§ **The problem**
Down to the last line below, write out every line exactly, starting with the one that contains "Read all visible content and emit it as JSON." and leaving out the pictures.

§ **Given data**
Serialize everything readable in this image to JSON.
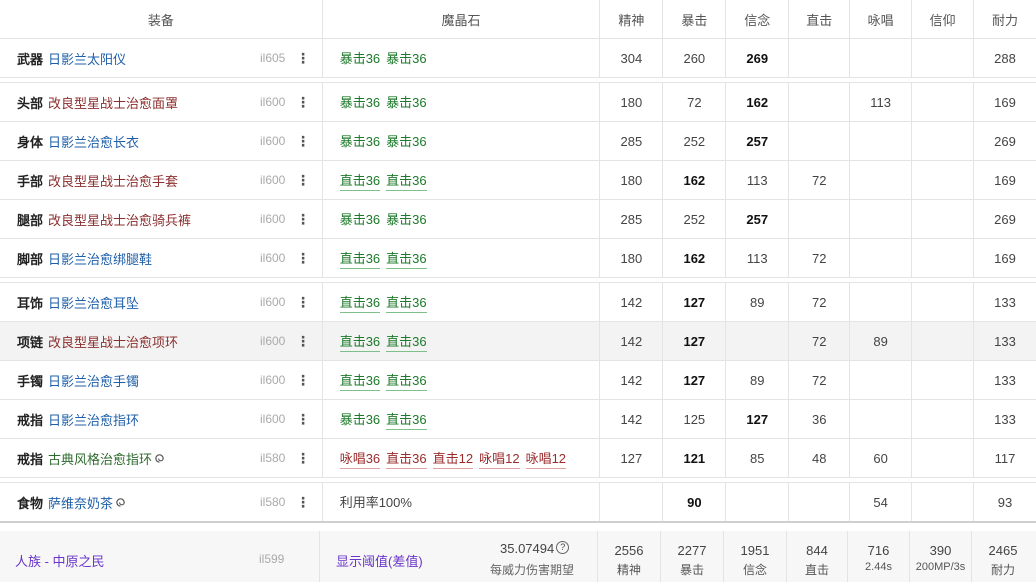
{
  "header": {
    "gear": "装备",
    "materia": "魔晶石",
    "stats": [
      "精神",
      "暴击",
      "信念",
      "直击",
      "咏唱",
      "信仰",
      "耐力"
    ]
  },
  "rows": [
    {
      "slot": "武器",
      "name": "日影兰太阳仪",
      "color": "blue",
      "ilvl": "il605",
      "materia": [
        {
          "t": "暴击36",
          "k": "crit"
        },
        {
          "t": "暴击36",
          "k": "crit"
        }
      ],
      "stats": [
        "304",
        "260",
        "269",
        "",
        "",
        "",
        "288"
      ],
      "bold": [
        2
      ]
    },
    {
      "slot": "头部",
      "name": "改良型星战士治愈面罩",
      "color": "red",
      "ilvl": "il600",
      "materia": [
        {
          "t": "暴击36",
          "k": "crit"
        },
        {
          "t": "暴击36",
          "k": "crit"
        }
      ],
      "stats": [
        "180",
        "72",
        "162",
        "",
        "113",
        "",
        "169"
      ],
      "bold": [
        2
      ]
    },
    {
      "slot": "身体",
      "name": "日影兰治愈长衣",
      "color": "blue",
      "ilvl": "il600",
      "materia": [
        {
          "t": "暴击36",
          "k": "crit"
        },
        {
          "t": "暴击36",
          "k": "crit"
        }
      ],
      "stats": [
        "285",
        "252",
        "257",
        "",
        "",
        "",
        "269"
      ],
      "bold": [
        2
      ]
    },
    {
      "slot": "手部",
      "name": "改良型星战士治愈手套",
      "color": "red",
      "ilvl": "il600",
      "materia": [
        {
          "t": "直击36",
          "k": "dh"
        },
        {
          "t": "直击36",
          "k": "dh"
        }
      ],
      "stats": [
        "180",
        "162",
        "113",
        "72",
        "",
        "",
        "169"
      ],
      "bold": [
        1
      ]
    },
    {
      "slot": "腿部",
      "name": "改良型星战士治愈骑兵裤",
      "color": "red",
      "ilvl": "il600",
      "materia": [
        {
          "t": "暴击36",
          "k": "crit"
        },
        {
          "t": "暴击36",
          "k": "crit"
        }
      ],
      "stats": [
        "285",
        "252",
        "257",
        "",
        "",
        "",
        "269"
      ],
      "bold": [
        2
      ]
    },
    {
      "slot": "脚部",
      "name": "日影兰治愈绑腿鞋",
      "color": "blue",
      "ilvl": "il600",
      "materia": [
        {
          "t": "直击36",
          "k": "dh"
        },
        {
          "t": "直击36",
          "k": "dh"
        }
      ],
      "stats": [
        "180",
        "162",
        "113",
        "72",
        "",
        "",
        "169"
      ],
      "bold": [
        1
      ]
    },
    {
      "slot": "耳饰",
      "name": "日影兰治愈耳坠",
      "color": "blue",
      "ilvl": "il600",
      "materia": [
        {
          "t": "直击36",
          "k": "dh"
        },
        {
          "t": "直击36",
          "k": "dh"
        }
      ],
      "stats": [
        "142",
        "127",
        "89",
        "72",
        "",
        "",
        "133"
      ],
      "bold": [
        1
      ]
    },
    {
      "slot": "项链",
      "name": "改良型星战士治愈项环",
      "color": "red",
      "ilvl": "il600",
      "materia": [
        {
          "t": "直击36",
          "k": "dh"
        },
        {
          "t": "直击36",
          "k": "dh"
        }
      ],
      "stats": [
        "142",
        "127",
        "",
        "72",
        "89",
        "",
        "133"
      ],
      "bold": [
        1
      ],
      "highlight": true
    },
    {
      "slot": "手镯",
      "name": "日影兰治愈手镯",
      "color": "blue",
      "ilvl": "il600",
      "materia": [
        {
          "t": "直击36",
          "k": "dh"
        },
        {
          "t": "直击36",
          "k": "dh"
        }
      ],
      "stats": [
        "142",
        "127",
        "89",
        "72",
        "",
        "",
        "133"
      ],
      "bold": [
        1
      ]
    },
    {
      "slot": "戒指",
      "name": "日影兰治愈指环",
      "color": "blue",
      "ilvl": "il600",
      "materia": [
        {
          "t": "暴击36",
          "k": "crit"
        },
        {
          "t": "直击36",
          "k": "dh"
        }
      ],
      "stats": [
        "142",
        "125",
        "127",
        "36",
        "",
        "",
        "133"
      ],
      "bold": [
        2
      ]
    },
    {
      "slot": "戒指",
      "name": "古典风格治愈指环",
      "color": "green",
      "ilvl": "il580",
      "swirl": true,
      "materia": [
        {
          "t": "咏唱36",
          "k": "red"
        },
        {
          "t": "直击36",
          "k": "red"
        },
        {
          "t": "直击12",
          "k": "red"
        },
        {
          "t": "咏唱12",
          "k": "red"
        },
        {
          "t": "咏唱12",
          "k": "red"
        }
      ],
      "stats": [
        "127",
        "121",
        "85",
        "48",
        "60",
        "",
        "117"
      ],
      "bold": [
        1
      ]
    }
  ],
  "food": {
    "slot": "食物",
    "name": "萨维奈奶茶",
    "ilvl": "il580",
    "materia_text": "利用率100%",
    "stats": [
      "",
      "90",
      "",
      "",
      "54",
      "",
      "93"
    ],
    "bold": [
      1
    ]
  },
  "footer": {
    "race": "人族 - 中原之民",
    "ilvl": "il599",
    "toggle": "显示阈值(差值)",
    "damage_value": "35.07494",
    "damage_label": "每威力伤害期望",
    "totals": [
      {
        "v": "2556",
        "l": "精神"
      },
      {
        "v": "2277",
        "l": "暴击"
      },
      {
        "v": "1951",
        "l": "信念"
      },
      {
        "v": "844",
        "l": "直击"
      },
      {
        "v": "716",
        "l": "2.44s"
      },
      {
        "v": "390",
        "l": "200MP/3s"
      },
      {
        "v": "2465",
        "l": "耐力"
      }
    ]
  }
}
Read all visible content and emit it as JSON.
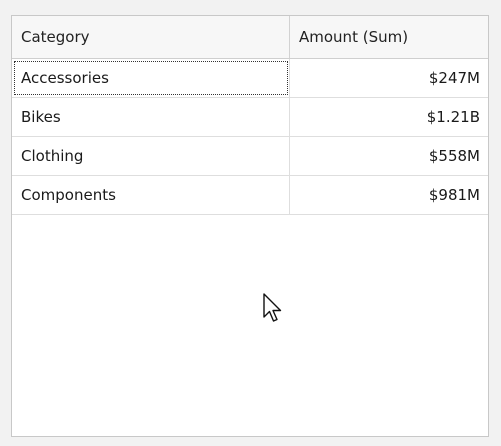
{
  "grid": {
    "columns": [
      {
        "label": "Category"
      },
      {
        "label": "Amount (Sum)"
      }
    ],
    "rows": [
      {
        "category": "Accessories",
        "amount": "$247M",
        "focused": true
      },
      {
        "category": "Bikes",
        "amount": "$1.21B",
        "focused": false
      },
      {
        "category": "Clothing",
        "amount": "$558M",
        "focused": false
      },
      {
        "category": "Components",
        "amount": "$981M",
        "focused": false
      }
    ]
  },
  "cursor": {
    "icon": "mouse-pointer-icon"
  },
  "colors": {
    "background": "#f2f2f2",
    "grid_background": "#ffffff",
    "header_background": "#f7f7f7",
    "border": "#dedede"
  }
}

§ **Response box**
Read all visible content and emit it as JSON.
{
  "grid": {
    "columns": [
      {
        "label": "Category"
      },
      {
        "label": "Amount (Sum)"
      }
    ],
    "rows": [
      {
        "category": "Accessories",
        "amount": "$247M",
        "focused": true
      },
      {
        "category": "Bikes",
        "amount": "$1.21B",
        "focused": false
      },
      {
        "category": "Clothing",
        "amount": "$558M",
        "focused": false
      },
      {
        "category": "Components",
        "amount": "$981M",
        "focused": false
      }
    ]
  },
  "cursor": {
    "icon": "mouse-pointer-icon"
  },
  "colors": {
    "background": "#f2f2f2",
    "grid_background": "#ffffff",
    "header_background": "#f7f7f7",
    "border": "#dedede"
  }
}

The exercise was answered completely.